We’ll be making dumplings at home to mark the event. It’s funny how I’m now a lot more conscious in following tradition (trying at least) since Nina was born. Maybe I feel the responsibility of passing the tradition down to the next generation thus doing my part of conserving some culture.
I also draw a traditional 对联 or 年画 on our blackboard wall – my result on the left. In many parts of China, people will put up on the door or on the wall two vertical rolls of Chinese calligraphy with new year wishes, as well as some festive paintings. They are almost always in red.
It also means that according to Chinese custom, Nina will be 3 years old in just two days …
Well, Chinese babies are already one at the time of birth, and then will become one year older with every Chinese New Year passing. Nina was born four days before the last CNY, so she turned 2 years old just at the 5th day of her life.
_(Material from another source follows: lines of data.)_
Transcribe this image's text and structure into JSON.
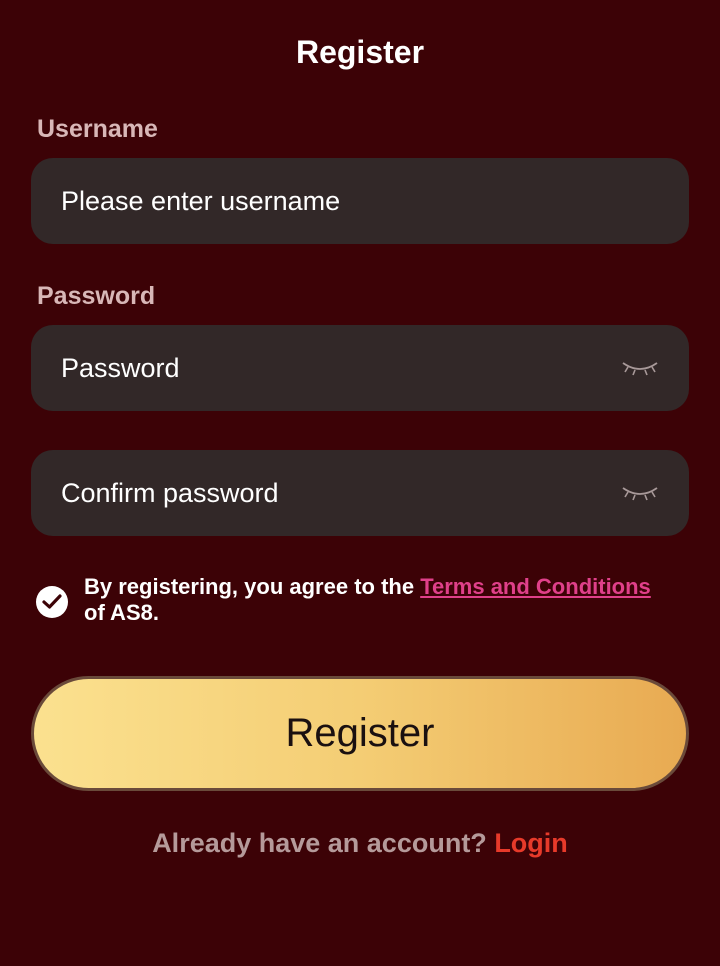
{
  "title": "Register",
  "username": {
    "label": "Username",
    "placeholder": "Please enter username",
    "value": ""
  },
  "password": {
    "label": "Password",
    "placeholder": "Password",
    "value": "",
    "toggle_icon": "eye-closed-icon"
  },
  "confirm_password": {
    "placeholder": "Confirm password",
    "value": "",
    "toggle_icon": "eye-closed-icon"
  },
  "agreement": {
    "checked": true,
    "text_before": "By registering, you agree to the ",
    "terms_link": "Terms and Conditions",
    "text_after": " of AS8."
  },
  "register_button": "Register",
  "footer": {
    "prompt": "Already have an account? ",
    "login_link": "Login"
  },
  "colors": {
    "background": "#3c0206",
    "field_bg": "#322828",
    "terms_link": "#e0408a",
    "login_link": "#e73a2a",
    "button_gradient_start": "#fbe18f",
    "button_gradient_end": "#e8aa52"
  }
}
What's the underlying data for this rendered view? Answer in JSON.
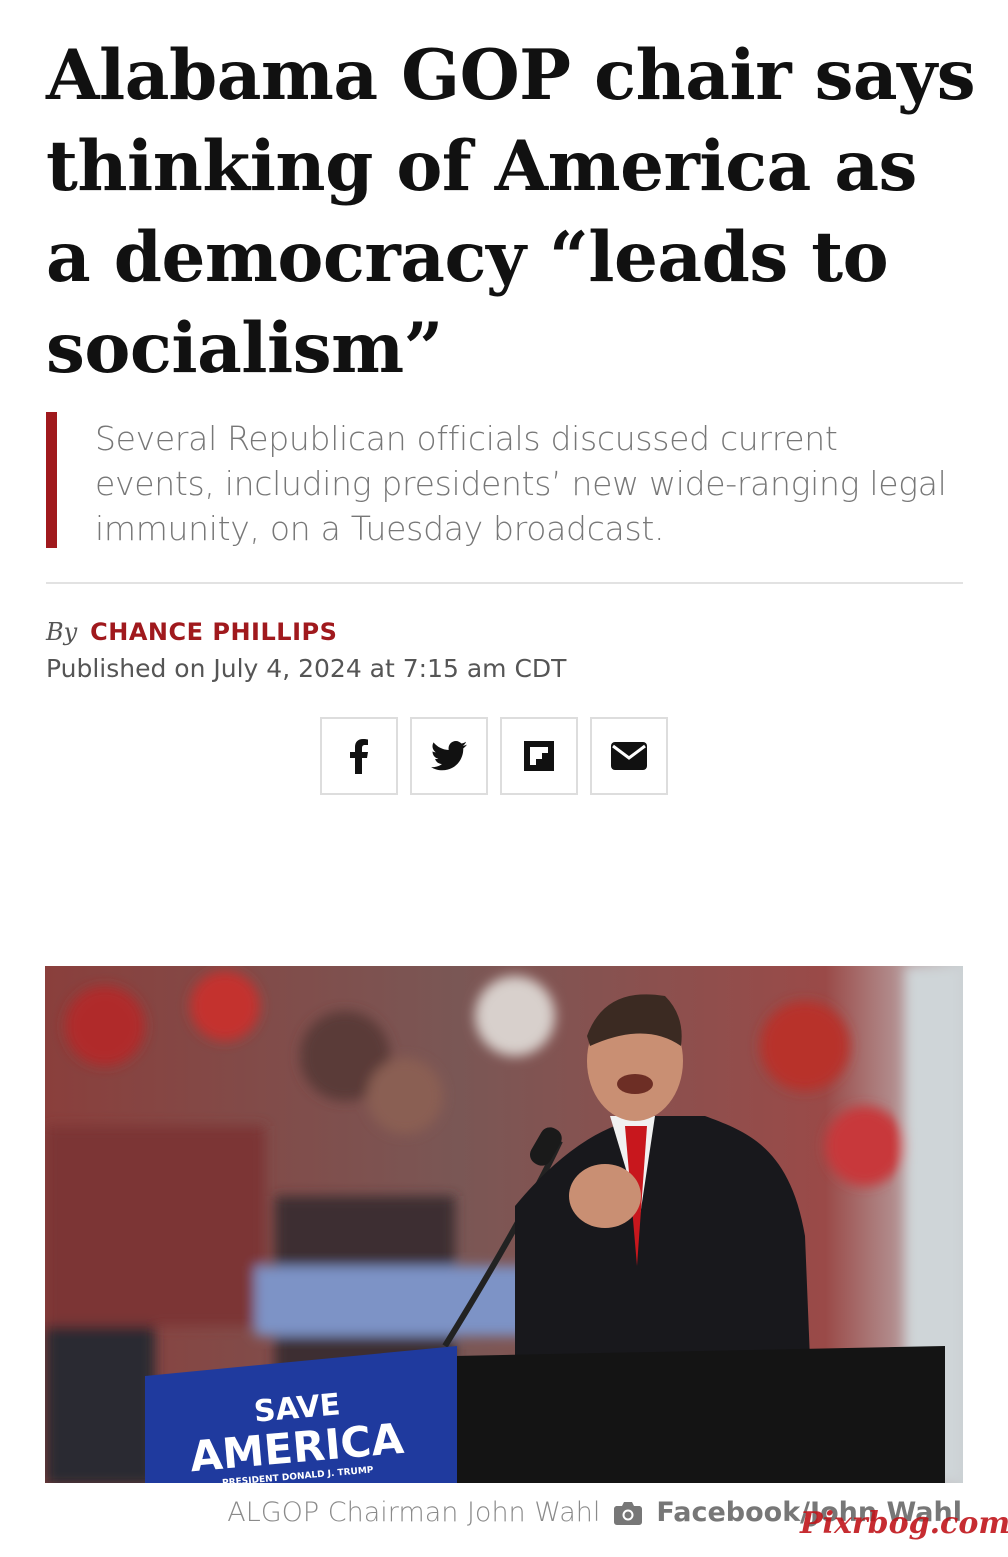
{
  "article": {
    "headline": "Alabama GOP chair says thinking of America as a democracy “leads to socialism”",
    "deck": "Several Republican officials discussed current events, including presidents’ new wide-ranging legal immunity, on a Tuesday broadcast.",
    "byline_prefix": "By",
    "author": "CHANCE PHILLIPS",
    "published": "Published on July 4, 2024 at 7:15 am CDT"
  },
  "share": [
    {
      "name": "facebook",
      "icon": "facebook-icon"
    },
    {
      "name": "twitter",
      "icon": "twitter-icon"
    },
    {
      "name": "flipboard",
      "icon": "flipboard-icon"
    },
    {
      "name": "email",
      "icon": "envelope-icon"
    }
  ],
  "photo": {
    "sign_line1": "SAVE",
    "sign_line2": "AMERICA",
    "sign_line3": "PRESIDENT DONALD J. TRUMP",
    "caption": "ALGOP Chairman John Wahl",
    "credit": "Facebook/John Wahl"
  },
  "watermark": "Pixrbog.com",
  "colors": {
    "accent": "#a0191d",
    "deck_text": "#777777",
    "sign_blue": "#1f3a9e"
  }
}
Chinese call this 虚岁 – another untranslatable concept, ‘norminal age’ perhpas? – to differentiate from 实岁 ‘Actual Age’.